*** MATERIAL TO PROCESS Section Begins ***

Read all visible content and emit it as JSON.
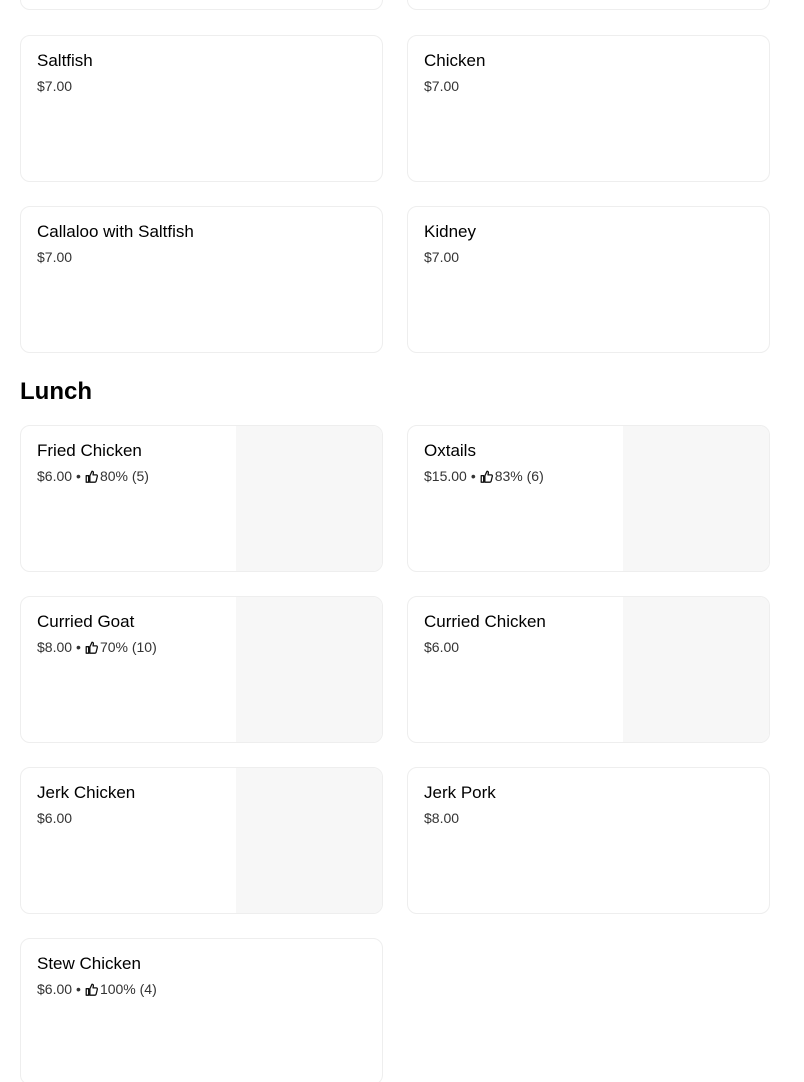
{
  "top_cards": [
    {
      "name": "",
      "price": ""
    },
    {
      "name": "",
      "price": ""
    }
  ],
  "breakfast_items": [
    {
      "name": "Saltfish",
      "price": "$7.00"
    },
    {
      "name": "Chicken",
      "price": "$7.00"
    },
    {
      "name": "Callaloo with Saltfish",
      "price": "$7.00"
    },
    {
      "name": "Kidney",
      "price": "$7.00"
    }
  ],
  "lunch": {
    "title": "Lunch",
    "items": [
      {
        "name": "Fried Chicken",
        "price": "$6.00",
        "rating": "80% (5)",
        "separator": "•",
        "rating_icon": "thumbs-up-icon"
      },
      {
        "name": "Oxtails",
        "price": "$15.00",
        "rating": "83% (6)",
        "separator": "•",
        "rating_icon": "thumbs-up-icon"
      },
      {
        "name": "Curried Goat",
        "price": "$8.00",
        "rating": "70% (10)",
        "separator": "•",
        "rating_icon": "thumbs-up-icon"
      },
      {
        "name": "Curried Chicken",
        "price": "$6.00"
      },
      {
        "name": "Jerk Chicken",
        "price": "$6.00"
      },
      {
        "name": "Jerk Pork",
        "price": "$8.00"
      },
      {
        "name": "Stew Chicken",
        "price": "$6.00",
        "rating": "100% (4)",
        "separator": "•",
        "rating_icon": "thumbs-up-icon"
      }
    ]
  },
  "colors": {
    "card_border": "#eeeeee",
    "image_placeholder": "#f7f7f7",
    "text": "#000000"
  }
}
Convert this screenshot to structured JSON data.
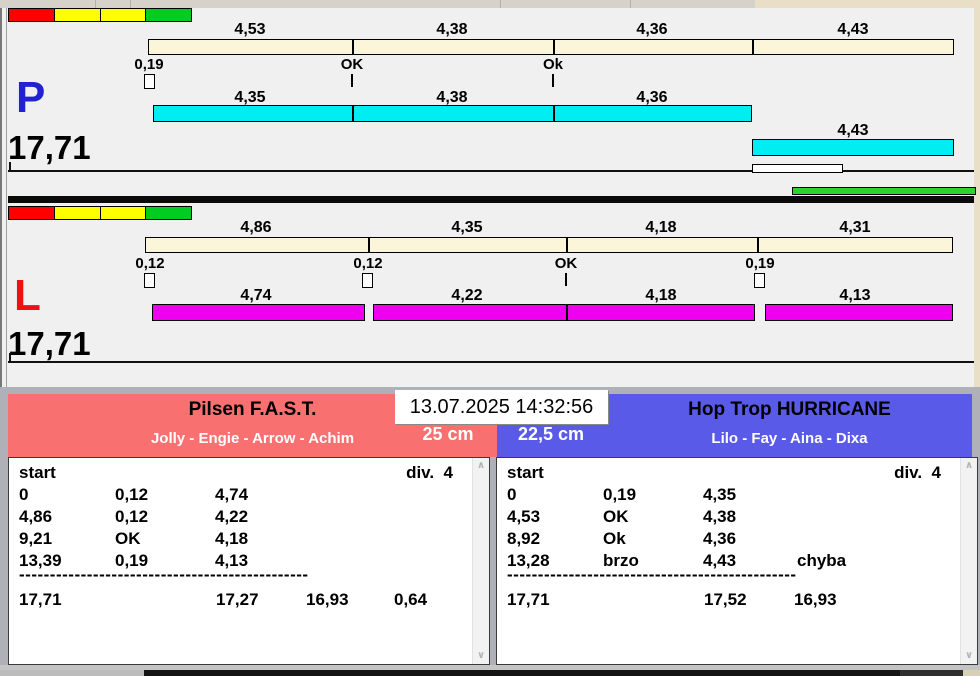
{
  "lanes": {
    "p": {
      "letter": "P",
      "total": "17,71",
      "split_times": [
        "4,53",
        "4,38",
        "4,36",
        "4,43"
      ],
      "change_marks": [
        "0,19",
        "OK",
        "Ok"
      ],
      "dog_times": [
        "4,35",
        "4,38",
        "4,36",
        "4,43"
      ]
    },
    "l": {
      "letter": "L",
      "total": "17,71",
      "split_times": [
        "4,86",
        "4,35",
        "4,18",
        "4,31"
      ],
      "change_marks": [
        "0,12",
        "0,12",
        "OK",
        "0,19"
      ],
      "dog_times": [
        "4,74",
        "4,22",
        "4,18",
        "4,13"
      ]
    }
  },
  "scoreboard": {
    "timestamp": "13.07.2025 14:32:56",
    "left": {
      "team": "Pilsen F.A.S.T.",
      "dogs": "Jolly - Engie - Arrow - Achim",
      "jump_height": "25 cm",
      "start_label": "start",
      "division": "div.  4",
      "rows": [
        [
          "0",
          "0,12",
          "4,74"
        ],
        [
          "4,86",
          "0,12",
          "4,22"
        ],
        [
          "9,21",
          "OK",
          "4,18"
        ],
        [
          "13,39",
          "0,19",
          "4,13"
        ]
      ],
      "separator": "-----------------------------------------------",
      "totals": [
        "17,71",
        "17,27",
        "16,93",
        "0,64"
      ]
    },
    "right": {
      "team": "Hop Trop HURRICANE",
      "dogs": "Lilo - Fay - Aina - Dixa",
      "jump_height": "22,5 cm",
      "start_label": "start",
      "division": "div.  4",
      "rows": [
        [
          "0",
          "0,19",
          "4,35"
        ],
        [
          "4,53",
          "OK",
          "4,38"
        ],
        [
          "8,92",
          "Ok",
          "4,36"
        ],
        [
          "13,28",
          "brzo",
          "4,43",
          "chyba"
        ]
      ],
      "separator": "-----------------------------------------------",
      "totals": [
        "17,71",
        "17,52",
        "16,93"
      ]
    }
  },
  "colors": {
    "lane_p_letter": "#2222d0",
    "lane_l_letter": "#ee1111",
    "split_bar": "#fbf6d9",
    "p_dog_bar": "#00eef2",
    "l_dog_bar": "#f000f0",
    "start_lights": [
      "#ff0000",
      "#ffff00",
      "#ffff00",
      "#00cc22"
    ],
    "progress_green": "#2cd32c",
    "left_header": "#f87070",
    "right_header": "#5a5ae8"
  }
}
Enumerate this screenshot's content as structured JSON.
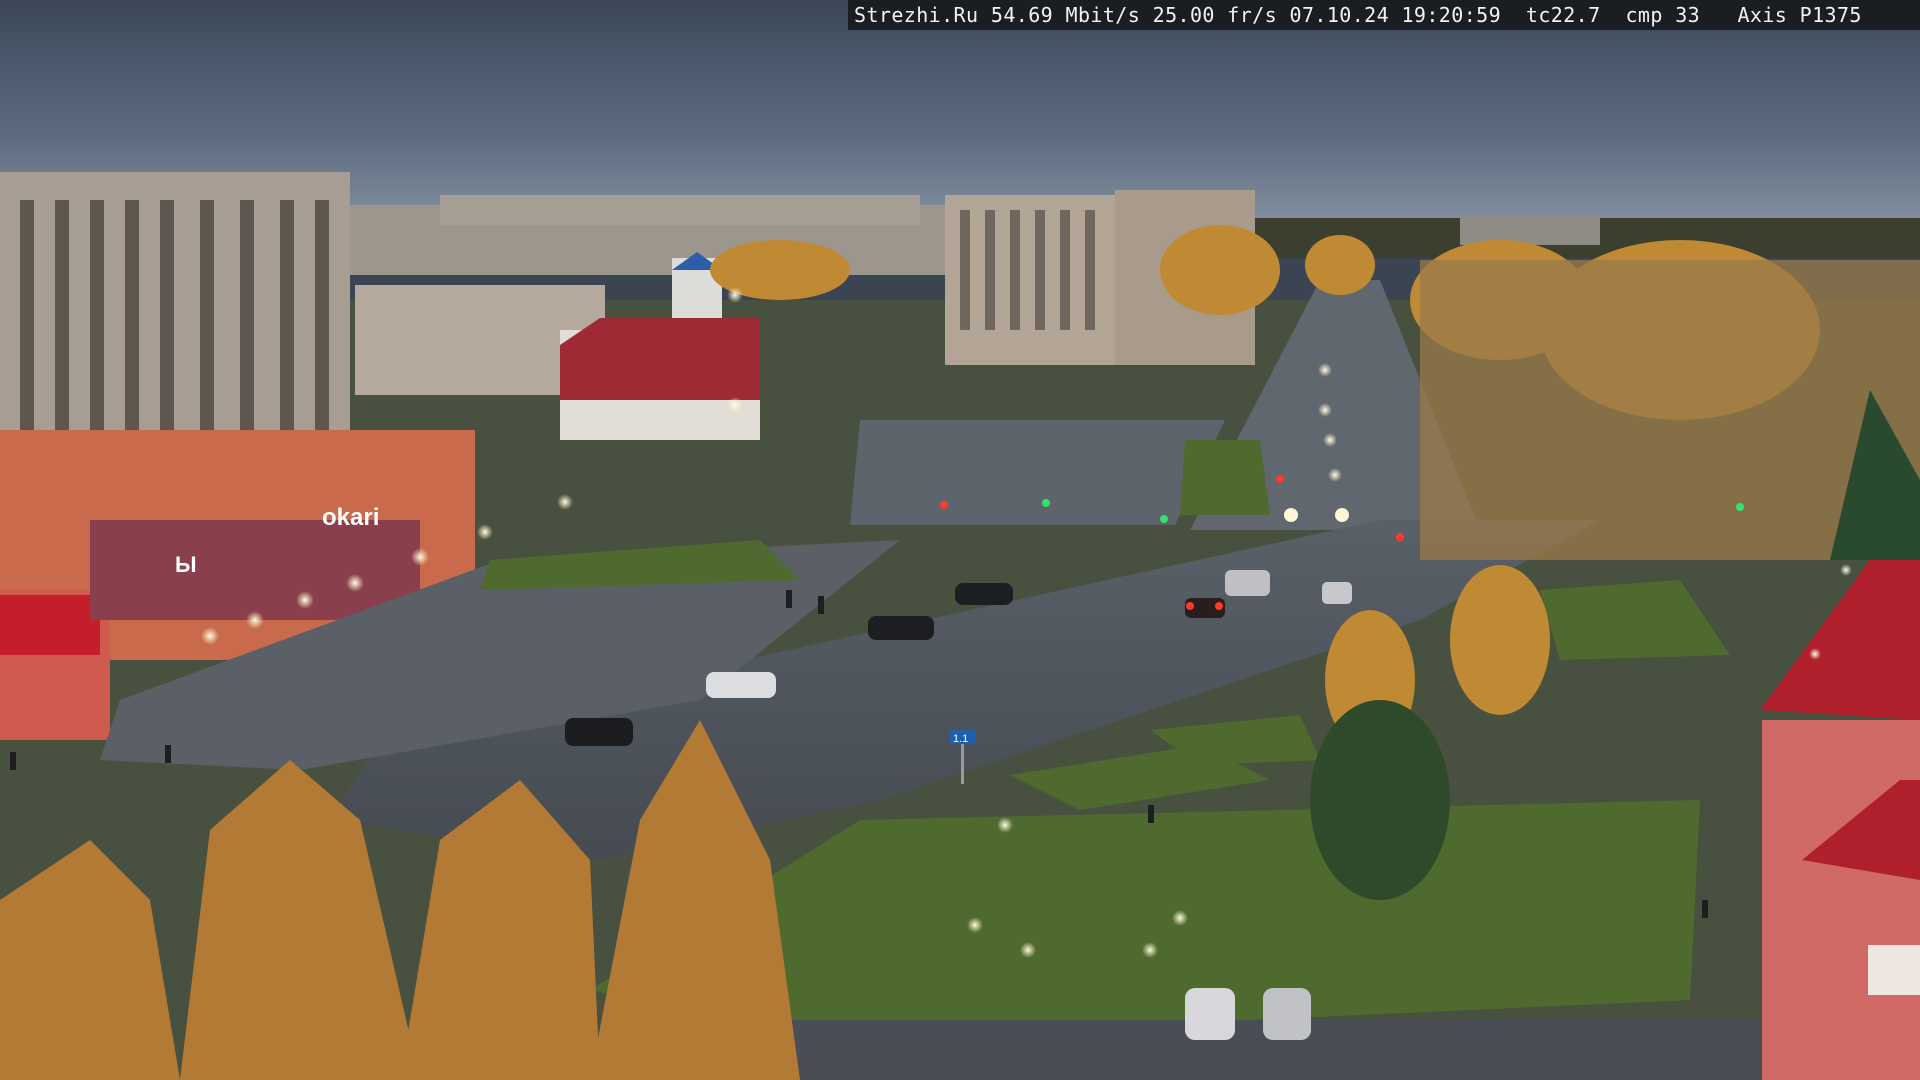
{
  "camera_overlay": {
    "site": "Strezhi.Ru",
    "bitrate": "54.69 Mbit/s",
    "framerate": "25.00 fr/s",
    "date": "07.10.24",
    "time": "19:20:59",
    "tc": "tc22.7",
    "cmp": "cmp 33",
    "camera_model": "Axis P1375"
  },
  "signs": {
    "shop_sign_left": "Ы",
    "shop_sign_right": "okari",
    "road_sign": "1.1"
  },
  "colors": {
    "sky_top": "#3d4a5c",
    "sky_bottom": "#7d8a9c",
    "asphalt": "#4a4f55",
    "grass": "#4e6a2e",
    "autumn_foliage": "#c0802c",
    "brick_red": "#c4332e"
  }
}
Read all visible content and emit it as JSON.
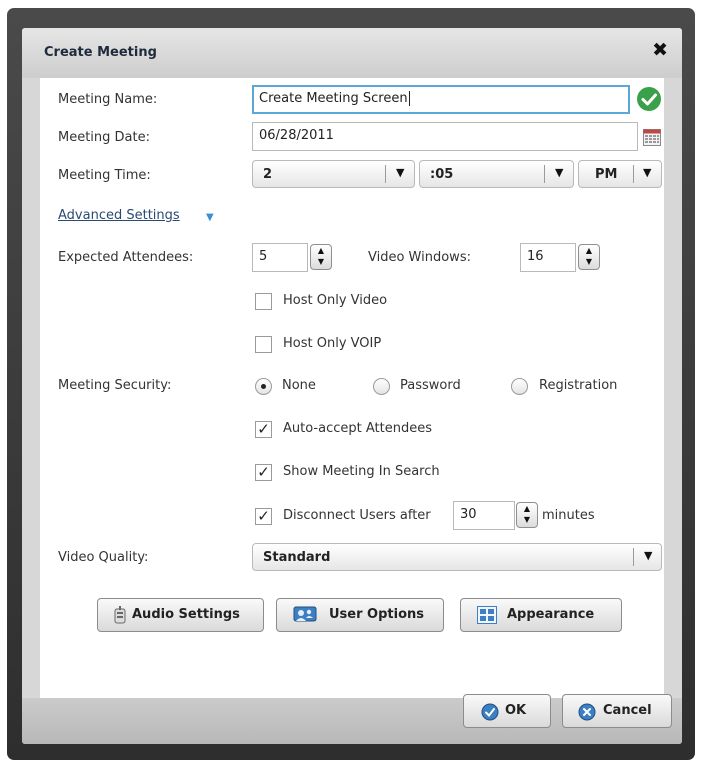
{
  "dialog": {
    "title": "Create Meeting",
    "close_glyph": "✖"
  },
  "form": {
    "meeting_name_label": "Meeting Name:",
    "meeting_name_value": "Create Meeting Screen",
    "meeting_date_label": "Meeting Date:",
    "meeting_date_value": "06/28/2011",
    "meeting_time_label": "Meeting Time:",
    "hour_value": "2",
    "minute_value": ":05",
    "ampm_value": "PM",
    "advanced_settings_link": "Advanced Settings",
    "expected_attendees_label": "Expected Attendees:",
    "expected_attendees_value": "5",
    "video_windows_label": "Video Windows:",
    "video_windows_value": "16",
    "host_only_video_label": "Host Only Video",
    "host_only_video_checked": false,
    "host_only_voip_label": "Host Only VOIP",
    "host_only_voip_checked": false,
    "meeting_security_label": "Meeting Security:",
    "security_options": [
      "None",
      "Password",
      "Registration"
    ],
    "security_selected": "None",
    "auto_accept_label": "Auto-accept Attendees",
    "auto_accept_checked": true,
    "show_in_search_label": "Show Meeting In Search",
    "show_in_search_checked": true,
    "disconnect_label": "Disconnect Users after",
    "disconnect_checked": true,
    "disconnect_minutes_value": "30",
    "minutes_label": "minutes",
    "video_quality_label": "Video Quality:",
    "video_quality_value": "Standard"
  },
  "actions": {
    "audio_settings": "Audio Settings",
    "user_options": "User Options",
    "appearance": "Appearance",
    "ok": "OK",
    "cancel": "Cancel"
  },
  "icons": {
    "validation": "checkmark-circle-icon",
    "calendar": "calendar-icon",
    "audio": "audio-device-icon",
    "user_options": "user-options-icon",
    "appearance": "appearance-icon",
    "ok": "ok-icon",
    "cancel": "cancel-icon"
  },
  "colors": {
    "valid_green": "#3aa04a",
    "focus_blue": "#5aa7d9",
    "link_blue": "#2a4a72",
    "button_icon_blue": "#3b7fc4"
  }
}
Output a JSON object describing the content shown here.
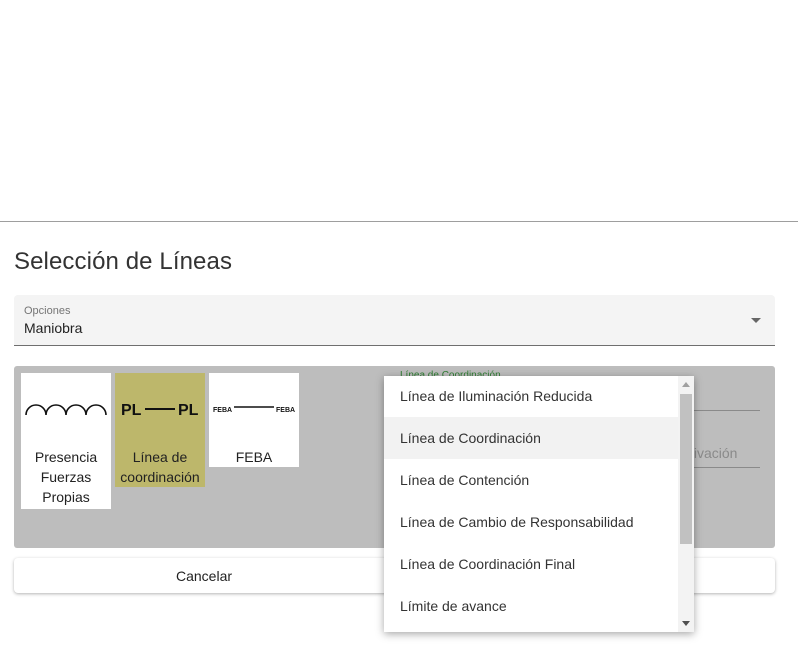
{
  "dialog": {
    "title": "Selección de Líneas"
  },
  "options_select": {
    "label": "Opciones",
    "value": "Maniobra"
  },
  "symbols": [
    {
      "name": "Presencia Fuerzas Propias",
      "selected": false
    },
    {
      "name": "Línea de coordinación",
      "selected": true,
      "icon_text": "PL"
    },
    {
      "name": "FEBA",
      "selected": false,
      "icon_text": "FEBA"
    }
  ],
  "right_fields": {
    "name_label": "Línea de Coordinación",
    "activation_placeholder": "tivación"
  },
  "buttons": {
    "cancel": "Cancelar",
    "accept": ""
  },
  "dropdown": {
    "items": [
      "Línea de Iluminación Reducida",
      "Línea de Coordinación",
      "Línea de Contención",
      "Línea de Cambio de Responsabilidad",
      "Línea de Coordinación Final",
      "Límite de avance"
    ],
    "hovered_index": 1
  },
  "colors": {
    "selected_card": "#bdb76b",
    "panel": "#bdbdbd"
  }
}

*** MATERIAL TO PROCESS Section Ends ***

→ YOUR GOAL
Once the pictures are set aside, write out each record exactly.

→ SOLUTION
Read all visible content and emit it as JSON.
{
  "top_cards": [
    {
      "name": "",
      "price": ""
    },
    {
      "name": "",
      "price": ""
    }
  ],
  "breakfast_items": [
    {
      "name": "Saltfish",
      "price": "$7.00"
    },
    {
      "name": "Chicken",
      "price": "$7.00"
    },
    {
      "name": "Callaloo with Saltfish",
      "price": "$7.00"
    },
    {
      "name": "Kidney",
      "price": "$7.00"
    }
  ],
  "lunch": {
    "title": "Lunch",
    "items": [
      {
        "name": "Fried Chicken",
        "price": "$6.00",
        "rating": "80% (5)",
        "separator": "•",
        "rating_icon": "thumbs-up-icon"
      },
      {
        "name": "Oxtails",
        "price": "$15.00",
        "rating": "83% (6)",
        "separator": "•",
        "rating_icon": "thumbs-up-icon"
      },
      {
        "name": "Curried Goat",
        "price": "$8.00",
        "rating": "70% (10)",
        "separator": "•",
        "rating_icon": "thumbs-up-icon"
      },
      {
        "name": "Curried Chicken",
        "price": "$6.00"
      },
      {
        "name": "Jerk Chicken",
        "price": "$6.00"
      },
      {
        "name": "Jerk Pork",
        "price": "$8.00"
      },
      {
        "name": "Stew Chicken",
        "price": "$6.00",
        "rating": "100% (4)",
        "separator": "•",
        "rating_icon": "thumbs-up-icon"
      }
    ]
  },
  "colors": {
    "card_border": "#eeeeee",
    "image_placeholder": "#f7f7f7",
    "text": "#000000"
  }
}
Convert this screenshot to structured JSON data.
{
  "lanes": {
    "p": {
      "letter": "P",
      "total": "17,71",
      "split_times": [
        "4,53",
        "4,38",
        "4,36",
        "4,43"
      ],
      "change_marks": [
        "0,19",
        "OK",
        "Ok"
      ],
      "dog_times": [
        "4,35",
        "4,38",
        "4,36",
        "4,43"
      ]
    },
    "l": {
      "letter": "L",
      "total": "17,71",
      "split_times": [
        "4,86",
        "4,35",
        "4,18",
        "4,31"
      ],
      "change_marks": [
        "0,12",
        "0,12",
        "OK",
        "0,19"
      ],
      "dog_times": [
        "4,74",
        "4,22",
        "4,18",
        "4,13"
      ]
    }
  },
  "scoreboard": {
    "timestamp": "13.07.2025 14:32:56",
    "left": {
      "team": "Pilsen F.A.S.T.",
      "dogs": "Jolly - Engie - Arrow - Achim",
      "jump_height": "25 cm",
      "start_label": "start",
      "division": "div.  4",
      "rows": [
        [
          "0",
          "0,12",
          "4,74"
        ],
        [
          "4,86",
          "0,12",
          "4,22"
        ],
        [
          "9,21",
          "OK",
          "4,18"
        ],
        [
          "13,39",
          "0,19",
          "4,13"
        ]
      ],
      "separator": "-----------------------------------------------",
      "totals": [
        "17,71",
        "17,27",
        "16,93",
        "0,64"
      ]
    },
    "right": {
      "team": "Hop Trop HURRICANE",
      "dogs": "Lilo - Fay - Aina - Dixa",
      "jump_height": "22,5 cm",
      "start_label": "start",
      "division": "div.  4",
      "rows": [
        [
          "0",
          "0,19",
          "4,35"
        ],
        [
          "4,53",
          "OK",
          "4,38"
        ],
        [
          "8,92",
          "Ok",
          "4,36"
        ],
        [
          "13,28",
          "brzo",
          "4,43",
          "chyba"
        ]
      ],
      "separator": "-----------------------------------------------",
      "totals": [
        "17,71",
        "17,52",
        "16,93"
      ]
    }
  },
  "colors": {
    "lane_p_letter": "#2222d0",
    "lane_l_letter": "#ee1111",
    "split_bar": "#fbf6d9",
    "p_dog_bar": "#00eef2",
    "l_dog_bar": "#f000f0",
    "start_lights": [
      "#ff0000",
      "#ffff00",
      "#ffff00",
      "#00cc22"
    ],
    "progress_green": "#2cd32c",
    "left_header": "#f87070",
    "right_header": "#5a5ae8"
  }
}
Enumerate this screenshot's content as structured JSON.
{
  "camera_overlay": {
    "site": "Strezhi.Ru",
    "bitrate": "54.69 Mbit/s",
    "framerate": "25.00 fr/s",
    "date": "07.10.24",
    "time": "19:20:59",
    "tc": "tc22.7",
    "cmp": "cmp 33",
    "camera_model": "Axis P1375"
  },
  "signs": {
    "shop_sign_left": "Ы",
    "shop_sign_right": "okari",
    "road_sign": "1.1"
  },
  "colors": {
    "sky_top": "#3d4a5c",
    "sky_bottom": "#7d8a9c",
    "asphalt": "#4a4f55",
    "grass": "#4e6a2e",
    "autumn_foliage": "#c0802c",
    "brick_red": "#c4332e"
  }
}
Read all visible content and emit it as JSON.
{
  "dialog": {
    "title": "Create Meeting",
    "close_glyph": "✖"
  },
  "form": {
    "meeting_name_label": "Meeting Name:",
    "meeting_name_value": "Create Meeting Screen",
    "meeting_date_label": "Meeting Date:",
    "meeting_date_value": "06/28/2011",
    "meeting_time_label": "Meeting Time:",
    "hour_value": "2",
    "minute_value": ":05",
    "ampm_value": "PM",
    "advanced_settings_link": "Advanced Settings",
    "expected_attendees_label": "Expected Attendees:",
    "expected_attendees_value": "5",
    "video_windows_label": "Video Windows:",
    "video_windows_value": "16",
    "host_only_video_label": "Host Only Video",
    "host_only_video_checked": false,
    "host_only_voip_label": "Host Only VOIP",
    "host_only_voip_checked": false,
    "meeting_security_label": "Meeting Security:",
    "security_options": [
      "None",
      "Password",
      "Registration"
    ],
    "security_selected": "None",
    "auto_accept_label": "Auto-accept Attendees",
    "auto_accept_checked": true,
    "show_in_search_label": "Show Meeting In Search",
    "show_in_search_checked": true,
    "disconnect_label": "Disconnect Users after",
    "disconnect_checked": true,
    "disconnect_minutes_value": "30",
    "minutes_label": "minutes",
    "video_quality_label": "Video Quality:",
    "video_quality_value": "Standard"
  },
  "actions": {
    "audio_settings": "Audio Settings",
    "user_options": "User Options",
    "appearance": "Appearance",
    "ok": "OK",
    "cancel": "Cancel"
  },
  "icons": {
    "validation": "checkmark-circle-icon",
    "calendar": "calendar-icon",
    "audio": "audio-device-icon",
    "user_options": "user-options-icon",
    "appearance": "appearance-icon",
    "ok": "ok-icon",
    "cancel": "cancel-icon"
  },
  "colors": {
    "valid_green": "#3aa04a",
    "focus_blue": "#5aa7d9",
    "link_blue": "#2a4a72",
    "button_icon_blue": "#3b7fc4"
  }
}
Output a JSON object describing the content shown here.
{
  "dialog": {
    "title": "Selección de Líneas"
  },
  "options_select": {
    "label": "Opciones",
    "value": "Maniobra"
  },
  "symbols": [
    {
      "name": "Presencia Fuerzas Propias",
      "selected": false
    },
    {
      "name": "Línea de coordinación",
      "selected": true,
      "icon_text": "PL"
    },
    {
      "name": "FEBA",
      "selected": false,
      "icon_text": "FEBA"
    }
  ],
  "right_fields": {
    "name_label": "Línea de Coordinación",
    "activation_placeholder": "tivación"
  },
  "buttons": {
    "cancel": "Cancelar",
    "accept": ""
  },
  "dropdown": {
    "items": [
      "Línea de Iluminación Reducida",
      "Línea de Coordinación",
      "Línea de Contención",
      "Línea de Cambio de Responsabilidad",
      "Línea de Coordinación Final",
      "Límite de avance"
    ],
    "hovered_index": 1
  },
  "colors": {
    "selected_card": "#bdb76b",
    "panel": "#bdbdbd"
  }
}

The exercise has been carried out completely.